(Source data begins)

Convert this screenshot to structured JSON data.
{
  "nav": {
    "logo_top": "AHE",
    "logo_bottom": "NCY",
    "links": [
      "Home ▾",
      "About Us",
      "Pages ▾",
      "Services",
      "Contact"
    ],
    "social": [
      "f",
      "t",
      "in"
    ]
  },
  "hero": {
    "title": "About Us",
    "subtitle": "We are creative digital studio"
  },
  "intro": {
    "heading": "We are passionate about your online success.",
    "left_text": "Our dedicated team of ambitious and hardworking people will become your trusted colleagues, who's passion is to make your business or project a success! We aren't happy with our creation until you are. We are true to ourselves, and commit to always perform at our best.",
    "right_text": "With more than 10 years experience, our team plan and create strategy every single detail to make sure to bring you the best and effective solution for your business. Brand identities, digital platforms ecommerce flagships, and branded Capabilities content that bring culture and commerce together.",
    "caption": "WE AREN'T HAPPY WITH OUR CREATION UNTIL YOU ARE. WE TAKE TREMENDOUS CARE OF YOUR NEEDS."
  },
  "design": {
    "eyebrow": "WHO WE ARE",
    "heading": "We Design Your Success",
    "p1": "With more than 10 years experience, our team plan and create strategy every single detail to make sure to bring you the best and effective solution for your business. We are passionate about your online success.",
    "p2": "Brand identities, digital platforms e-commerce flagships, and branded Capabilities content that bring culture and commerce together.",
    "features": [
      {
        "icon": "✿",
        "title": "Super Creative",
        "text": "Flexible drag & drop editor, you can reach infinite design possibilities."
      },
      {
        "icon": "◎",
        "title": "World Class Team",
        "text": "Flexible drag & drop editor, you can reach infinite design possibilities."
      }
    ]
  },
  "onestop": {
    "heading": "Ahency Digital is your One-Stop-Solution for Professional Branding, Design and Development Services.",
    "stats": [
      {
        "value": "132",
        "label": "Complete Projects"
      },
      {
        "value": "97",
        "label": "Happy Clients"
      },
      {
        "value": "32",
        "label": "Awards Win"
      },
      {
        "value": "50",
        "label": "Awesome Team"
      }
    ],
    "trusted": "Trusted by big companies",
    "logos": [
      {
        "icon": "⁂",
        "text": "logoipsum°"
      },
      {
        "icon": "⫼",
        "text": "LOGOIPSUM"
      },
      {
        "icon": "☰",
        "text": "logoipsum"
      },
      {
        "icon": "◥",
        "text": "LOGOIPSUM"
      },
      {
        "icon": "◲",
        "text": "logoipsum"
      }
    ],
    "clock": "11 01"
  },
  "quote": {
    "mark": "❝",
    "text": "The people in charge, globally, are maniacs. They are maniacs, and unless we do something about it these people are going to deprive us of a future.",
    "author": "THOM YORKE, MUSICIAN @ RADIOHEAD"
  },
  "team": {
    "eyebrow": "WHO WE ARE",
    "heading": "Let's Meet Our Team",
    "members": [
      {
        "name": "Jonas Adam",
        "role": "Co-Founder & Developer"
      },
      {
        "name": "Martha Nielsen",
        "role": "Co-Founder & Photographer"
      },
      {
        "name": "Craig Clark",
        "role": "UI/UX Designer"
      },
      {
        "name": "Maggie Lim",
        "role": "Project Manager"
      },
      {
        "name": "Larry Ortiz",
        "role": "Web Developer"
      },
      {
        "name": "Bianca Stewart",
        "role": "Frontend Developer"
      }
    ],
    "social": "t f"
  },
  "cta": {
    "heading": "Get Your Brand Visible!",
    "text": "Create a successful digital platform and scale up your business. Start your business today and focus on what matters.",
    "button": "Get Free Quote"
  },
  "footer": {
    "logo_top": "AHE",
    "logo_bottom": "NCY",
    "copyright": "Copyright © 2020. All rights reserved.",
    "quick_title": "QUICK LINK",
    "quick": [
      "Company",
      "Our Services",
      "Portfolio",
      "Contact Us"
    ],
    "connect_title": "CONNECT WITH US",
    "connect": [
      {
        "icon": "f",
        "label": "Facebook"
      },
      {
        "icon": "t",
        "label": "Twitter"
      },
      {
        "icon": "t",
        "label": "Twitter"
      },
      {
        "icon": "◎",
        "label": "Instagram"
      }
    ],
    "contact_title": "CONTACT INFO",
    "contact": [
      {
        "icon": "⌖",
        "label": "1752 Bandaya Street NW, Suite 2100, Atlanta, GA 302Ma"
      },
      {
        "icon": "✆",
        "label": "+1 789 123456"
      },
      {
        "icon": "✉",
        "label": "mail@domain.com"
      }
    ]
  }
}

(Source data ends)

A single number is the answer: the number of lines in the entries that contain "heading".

5